Browning found that most of the German policemen , who shot infants in the head at point-blank range, were not Nazis. Most were middle-aged men who came from Hamburg, a city that had been staunchly anti-Nazi during Hitler’s rise to power. In short, this battalion of older, working-class Germans were the last people you would expect to become mass murderers.
And now we come to Fort Hood shooter Nidal Malik Hasan. What does a Nazi murder unit have to do with a Muslim psychiatrist-turned-killer? Simply the fact that sane, respectable people can commit evil acts. Some experts believe that post-traumatic stress disorder caused Hasan to murder 13 soldiers, even though he hadn’t served in combat and hadn’t been deployed to Iraq or Afghanistan (he did have to listen to horrible stories from his patients, but then so do many psychiatrists and policemen, and most don’t commit mass murder).
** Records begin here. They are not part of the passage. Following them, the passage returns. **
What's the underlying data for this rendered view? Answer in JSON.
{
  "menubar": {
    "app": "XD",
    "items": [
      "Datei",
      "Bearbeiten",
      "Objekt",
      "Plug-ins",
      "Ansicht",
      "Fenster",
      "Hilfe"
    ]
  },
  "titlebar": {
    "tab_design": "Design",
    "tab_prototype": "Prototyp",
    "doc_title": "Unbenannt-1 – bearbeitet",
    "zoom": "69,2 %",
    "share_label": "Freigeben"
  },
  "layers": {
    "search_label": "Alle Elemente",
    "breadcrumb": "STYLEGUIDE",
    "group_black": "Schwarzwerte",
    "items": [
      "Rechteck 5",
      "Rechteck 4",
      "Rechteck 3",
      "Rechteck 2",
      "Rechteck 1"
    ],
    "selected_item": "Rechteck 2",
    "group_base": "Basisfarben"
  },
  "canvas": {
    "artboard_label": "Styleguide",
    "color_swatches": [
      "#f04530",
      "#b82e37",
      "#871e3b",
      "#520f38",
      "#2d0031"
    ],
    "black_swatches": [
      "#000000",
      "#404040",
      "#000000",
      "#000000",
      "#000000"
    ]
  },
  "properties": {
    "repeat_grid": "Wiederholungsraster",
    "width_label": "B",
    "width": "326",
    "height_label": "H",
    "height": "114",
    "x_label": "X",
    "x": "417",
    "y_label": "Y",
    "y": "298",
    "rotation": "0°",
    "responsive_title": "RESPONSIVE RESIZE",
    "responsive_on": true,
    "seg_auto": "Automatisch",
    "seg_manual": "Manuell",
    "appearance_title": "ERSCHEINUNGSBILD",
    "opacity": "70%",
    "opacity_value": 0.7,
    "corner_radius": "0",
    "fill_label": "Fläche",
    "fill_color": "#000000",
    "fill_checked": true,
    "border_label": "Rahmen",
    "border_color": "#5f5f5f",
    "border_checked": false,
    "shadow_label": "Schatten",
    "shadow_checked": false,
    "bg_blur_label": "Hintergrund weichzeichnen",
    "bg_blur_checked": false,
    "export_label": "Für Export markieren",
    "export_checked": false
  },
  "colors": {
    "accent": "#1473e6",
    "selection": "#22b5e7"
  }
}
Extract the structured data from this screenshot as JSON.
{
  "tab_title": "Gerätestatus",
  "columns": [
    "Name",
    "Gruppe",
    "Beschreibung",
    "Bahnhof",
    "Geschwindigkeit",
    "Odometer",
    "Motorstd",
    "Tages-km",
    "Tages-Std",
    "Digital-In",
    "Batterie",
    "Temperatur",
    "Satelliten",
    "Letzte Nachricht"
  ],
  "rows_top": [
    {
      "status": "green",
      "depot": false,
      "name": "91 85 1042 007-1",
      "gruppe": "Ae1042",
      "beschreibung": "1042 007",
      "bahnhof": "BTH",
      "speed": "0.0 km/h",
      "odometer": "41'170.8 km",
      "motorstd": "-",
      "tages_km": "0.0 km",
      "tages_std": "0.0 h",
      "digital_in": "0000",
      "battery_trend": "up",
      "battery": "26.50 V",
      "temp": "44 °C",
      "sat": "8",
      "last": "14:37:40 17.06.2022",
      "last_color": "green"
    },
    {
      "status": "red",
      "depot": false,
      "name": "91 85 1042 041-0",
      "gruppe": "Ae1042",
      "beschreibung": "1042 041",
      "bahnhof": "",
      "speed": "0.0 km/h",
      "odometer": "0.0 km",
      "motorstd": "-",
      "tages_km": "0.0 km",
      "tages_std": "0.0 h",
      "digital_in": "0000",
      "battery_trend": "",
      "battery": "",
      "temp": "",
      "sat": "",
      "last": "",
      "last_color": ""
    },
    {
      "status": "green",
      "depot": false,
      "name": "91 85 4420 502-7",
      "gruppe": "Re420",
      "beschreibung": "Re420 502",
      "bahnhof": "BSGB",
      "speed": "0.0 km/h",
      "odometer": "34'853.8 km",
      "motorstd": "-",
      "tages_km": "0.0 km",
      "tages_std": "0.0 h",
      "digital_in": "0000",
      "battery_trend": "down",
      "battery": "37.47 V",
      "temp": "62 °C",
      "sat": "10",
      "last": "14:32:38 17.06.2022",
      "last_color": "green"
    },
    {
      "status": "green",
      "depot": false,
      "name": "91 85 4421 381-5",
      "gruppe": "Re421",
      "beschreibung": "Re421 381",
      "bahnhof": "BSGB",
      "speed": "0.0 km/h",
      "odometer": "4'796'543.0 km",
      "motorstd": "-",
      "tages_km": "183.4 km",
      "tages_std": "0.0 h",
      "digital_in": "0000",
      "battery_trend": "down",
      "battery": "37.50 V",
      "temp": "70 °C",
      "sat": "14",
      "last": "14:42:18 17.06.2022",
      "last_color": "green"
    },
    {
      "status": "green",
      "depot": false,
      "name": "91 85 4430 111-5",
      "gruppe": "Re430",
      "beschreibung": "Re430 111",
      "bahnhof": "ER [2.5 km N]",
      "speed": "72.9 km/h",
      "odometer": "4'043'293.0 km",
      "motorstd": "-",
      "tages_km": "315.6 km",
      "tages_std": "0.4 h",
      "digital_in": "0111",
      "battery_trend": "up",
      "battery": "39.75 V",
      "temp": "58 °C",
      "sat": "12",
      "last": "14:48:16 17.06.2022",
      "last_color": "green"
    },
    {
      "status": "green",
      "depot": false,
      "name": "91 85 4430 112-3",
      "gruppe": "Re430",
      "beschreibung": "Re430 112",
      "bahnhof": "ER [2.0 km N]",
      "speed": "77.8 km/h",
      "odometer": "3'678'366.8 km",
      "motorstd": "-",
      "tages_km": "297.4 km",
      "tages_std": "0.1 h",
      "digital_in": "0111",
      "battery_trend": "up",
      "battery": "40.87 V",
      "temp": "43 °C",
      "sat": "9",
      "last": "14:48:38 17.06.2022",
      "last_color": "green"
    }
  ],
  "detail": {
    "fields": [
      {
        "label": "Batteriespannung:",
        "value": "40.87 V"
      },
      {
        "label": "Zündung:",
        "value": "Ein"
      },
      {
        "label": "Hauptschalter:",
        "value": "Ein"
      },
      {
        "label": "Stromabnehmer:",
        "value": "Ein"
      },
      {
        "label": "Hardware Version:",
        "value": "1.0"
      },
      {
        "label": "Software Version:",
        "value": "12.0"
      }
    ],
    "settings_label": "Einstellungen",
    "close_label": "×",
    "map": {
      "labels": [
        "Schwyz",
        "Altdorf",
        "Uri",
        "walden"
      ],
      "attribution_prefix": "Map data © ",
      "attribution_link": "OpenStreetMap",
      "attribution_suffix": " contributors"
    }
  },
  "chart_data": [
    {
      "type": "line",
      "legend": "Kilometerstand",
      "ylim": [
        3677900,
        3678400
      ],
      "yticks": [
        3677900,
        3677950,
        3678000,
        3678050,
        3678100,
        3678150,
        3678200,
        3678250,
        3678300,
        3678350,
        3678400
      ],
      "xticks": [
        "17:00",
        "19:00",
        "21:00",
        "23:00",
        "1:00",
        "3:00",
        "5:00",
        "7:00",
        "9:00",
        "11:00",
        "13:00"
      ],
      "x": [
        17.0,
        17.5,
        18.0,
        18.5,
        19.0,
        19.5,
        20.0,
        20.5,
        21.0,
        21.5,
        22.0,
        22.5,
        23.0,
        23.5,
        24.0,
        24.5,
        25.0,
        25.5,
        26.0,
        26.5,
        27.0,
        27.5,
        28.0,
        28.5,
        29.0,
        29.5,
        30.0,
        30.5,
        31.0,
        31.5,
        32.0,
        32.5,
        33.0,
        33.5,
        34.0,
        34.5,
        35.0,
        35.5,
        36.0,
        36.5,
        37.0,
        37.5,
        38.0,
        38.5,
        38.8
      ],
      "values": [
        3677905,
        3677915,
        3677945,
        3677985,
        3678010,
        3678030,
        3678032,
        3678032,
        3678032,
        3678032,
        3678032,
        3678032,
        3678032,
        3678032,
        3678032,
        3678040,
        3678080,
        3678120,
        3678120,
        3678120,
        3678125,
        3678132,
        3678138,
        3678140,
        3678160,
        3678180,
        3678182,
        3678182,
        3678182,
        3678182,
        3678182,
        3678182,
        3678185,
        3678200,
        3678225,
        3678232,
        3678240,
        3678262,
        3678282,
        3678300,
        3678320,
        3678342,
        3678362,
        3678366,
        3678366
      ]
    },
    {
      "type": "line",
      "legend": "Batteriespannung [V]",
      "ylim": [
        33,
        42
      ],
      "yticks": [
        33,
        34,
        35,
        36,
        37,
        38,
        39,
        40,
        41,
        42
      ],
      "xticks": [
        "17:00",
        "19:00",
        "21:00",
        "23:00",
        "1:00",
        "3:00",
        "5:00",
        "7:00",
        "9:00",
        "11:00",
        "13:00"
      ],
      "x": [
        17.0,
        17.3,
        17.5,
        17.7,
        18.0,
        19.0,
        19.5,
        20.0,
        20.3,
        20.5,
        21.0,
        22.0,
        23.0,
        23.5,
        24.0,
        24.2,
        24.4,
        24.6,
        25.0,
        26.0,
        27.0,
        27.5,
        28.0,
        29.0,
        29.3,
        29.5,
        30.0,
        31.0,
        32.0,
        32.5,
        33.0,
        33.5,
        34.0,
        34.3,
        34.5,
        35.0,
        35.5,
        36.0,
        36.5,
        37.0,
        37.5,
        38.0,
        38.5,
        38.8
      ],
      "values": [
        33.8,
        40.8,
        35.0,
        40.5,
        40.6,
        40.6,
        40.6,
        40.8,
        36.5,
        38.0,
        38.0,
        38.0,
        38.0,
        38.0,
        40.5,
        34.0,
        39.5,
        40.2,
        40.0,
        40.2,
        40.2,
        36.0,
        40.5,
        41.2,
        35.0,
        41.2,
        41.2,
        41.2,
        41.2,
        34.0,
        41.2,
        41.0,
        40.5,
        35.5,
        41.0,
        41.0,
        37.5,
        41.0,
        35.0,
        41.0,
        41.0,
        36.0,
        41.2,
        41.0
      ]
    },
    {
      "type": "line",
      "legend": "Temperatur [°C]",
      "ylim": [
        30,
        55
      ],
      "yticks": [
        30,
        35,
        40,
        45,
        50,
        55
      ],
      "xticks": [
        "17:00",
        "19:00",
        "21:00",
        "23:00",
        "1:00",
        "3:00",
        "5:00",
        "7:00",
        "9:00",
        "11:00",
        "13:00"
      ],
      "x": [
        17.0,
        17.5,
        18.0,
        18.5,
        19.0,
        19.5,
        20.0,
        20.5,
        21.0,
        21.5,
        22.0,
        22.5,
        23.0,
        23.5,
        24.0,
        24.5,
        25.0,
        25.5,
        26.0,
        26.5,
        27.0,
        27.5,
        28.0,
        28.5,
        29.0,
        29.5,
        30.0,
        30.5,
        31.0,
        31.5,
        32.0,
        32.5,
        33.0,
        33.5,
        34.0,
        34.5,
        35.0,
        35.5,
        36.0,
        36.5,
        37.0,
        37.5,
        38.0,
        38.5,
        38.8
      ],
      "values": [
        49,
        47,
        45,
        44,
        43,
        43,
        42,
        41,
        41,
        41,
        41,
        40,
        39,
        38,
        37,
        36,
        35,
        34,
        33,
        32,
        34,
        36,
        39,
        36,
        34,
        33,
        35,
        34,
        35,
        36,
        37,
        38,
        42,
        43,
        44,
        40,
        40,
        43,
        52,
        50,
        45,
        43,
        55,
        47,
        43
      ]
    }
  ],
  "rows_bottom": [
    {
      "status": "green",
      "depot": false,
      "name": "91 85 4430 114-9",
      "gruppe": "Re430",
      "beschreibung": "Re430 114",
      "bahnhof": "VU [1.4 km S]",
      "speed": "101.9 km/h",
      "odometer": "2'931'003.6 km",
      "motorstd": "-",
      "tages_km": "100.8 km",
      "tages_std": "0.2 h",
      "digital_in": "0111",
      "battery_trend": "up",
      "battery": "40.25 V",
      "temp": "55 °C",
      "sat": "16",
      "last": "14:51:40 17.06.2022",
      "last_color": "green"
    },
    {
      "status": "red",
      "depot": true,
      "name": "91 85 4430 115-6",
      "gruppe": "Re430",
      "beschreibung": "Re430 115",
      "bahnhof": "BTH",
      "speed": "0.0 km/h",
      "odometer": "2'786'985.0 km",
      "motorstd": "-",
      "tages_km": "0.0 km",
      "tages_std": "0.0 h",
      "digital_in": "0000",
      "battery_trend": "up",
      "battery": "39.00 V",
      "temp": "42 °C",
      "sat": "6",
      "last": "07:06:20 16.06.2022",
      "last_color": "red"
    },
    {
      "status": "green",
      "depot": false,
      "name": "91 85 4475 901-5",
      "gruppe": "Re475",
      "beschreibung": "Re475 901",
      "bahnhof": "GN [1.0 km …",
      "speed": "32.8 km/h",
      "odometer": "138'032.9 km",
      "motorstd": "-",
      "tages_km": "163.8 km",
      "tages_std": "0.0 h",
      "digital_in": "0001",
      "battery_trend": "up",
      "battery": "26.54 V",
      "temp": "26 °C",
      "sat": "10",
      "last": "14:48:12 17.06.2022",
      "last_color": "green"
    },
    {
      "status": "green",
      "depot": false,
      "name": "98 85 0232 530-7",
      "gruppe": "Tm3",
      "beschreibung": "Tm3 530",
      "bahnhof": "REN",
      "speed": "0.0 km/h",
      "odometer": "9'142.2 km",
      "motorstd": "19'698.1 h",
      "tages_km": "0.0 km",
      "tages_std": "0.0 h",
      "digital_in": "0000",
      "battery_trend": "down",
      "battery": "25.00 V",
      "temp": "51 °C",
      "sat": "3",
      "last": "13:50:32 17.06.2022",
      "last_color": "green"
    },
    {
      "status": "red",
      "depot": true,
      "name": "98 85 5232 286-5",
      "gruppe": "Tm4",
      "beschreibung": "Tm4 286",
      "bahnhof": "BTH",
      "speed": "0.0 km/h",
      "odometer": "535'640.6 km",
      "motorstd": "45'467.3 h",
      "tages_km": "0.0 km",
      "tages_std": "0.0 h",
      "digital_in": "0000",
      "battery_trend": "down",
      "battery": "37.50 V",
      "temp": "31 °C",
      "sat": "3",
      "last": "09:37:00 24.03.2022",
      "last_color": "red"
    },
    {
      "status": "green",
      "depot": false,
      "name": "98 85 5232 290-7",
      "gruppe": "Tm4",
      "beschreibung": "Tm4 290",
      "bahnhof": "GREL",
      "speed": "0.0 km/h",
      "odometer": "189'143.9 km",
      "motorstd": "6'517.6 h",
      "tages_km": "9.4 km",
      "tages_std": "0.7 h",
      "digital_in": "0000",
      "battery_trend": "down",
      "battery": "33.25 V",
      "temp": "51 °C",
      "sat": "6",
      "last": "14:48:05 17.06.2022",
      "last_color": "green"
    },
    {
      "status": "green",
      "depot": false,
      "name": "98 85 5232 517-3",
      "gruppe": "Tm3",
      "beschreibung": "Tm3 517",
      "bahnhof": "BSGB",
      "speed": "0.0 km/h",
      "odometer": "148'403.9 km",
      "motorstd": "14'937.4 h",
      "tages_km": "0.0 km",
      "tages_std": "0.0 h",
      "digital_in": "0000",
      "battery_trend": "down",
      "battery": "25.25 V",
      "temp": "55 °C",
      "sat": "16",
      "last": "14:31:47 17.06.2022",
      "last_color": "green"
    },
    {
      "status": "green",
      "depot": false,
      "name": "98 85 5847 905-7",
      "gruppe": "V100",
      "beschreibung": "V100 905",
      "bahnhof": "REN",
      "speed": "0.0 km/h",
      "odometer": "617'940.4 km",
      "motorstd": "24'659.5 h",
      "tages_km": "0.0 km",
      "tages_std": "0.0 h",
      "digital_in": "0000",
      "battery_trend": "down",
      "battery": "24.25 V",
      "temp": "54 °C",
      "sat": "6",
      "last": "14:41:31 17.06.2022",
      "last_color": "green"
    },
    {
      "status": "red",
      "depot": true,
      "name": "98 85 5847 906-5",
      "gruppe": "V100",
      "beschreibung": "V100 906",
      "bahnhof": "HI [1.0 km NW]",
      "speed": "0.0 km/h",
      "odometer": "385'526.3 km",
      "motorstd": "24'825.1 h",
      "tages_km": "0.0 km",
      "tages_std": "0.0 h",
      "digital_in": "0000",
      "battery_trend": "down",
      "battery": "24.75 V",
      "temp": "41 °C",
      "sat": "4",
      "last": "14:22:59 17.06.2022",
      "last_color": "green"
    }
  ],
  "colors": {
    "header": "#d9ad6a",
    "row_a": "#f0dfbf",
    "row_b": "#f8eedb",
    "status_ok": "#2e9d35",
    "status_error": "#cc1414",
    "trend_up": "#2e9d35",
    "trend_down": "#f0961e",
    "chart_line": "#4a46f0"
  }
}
The point isn’t that PTSD or other mental health issues were not primary causes for Hasan’s attack. The point is that people can commit evil acts for a variety of reasons, even if they aren’t mentally ill. If it’s wrong to assume Hasan’s act was some demonic manifestation of Islamic ideology, then it’s equally wrong to assume that this was merely a failure of military mental health screening. It may be that jihadist ideology and Hasan’s personal issues were mixed into a toxic brew in Hasan’s troubled mind. But a lot of soldiers will have troubles, regardless of how much counseling we offer them. If Islamic ideology is a catalyst than can drive them to murder their comrades while shouting “Alahu Akhbar!”, then we need to ask if other soldiers are vulnerable to this and what we can do about it. Give Muslim soldiers the option of leaving the service? That’s un-American and exactly what the jihadists would like us to do.
There will not be an easy answer. But denying human free will is not an answer. Major Nidal Malik Hasan had choices, and he made his choice.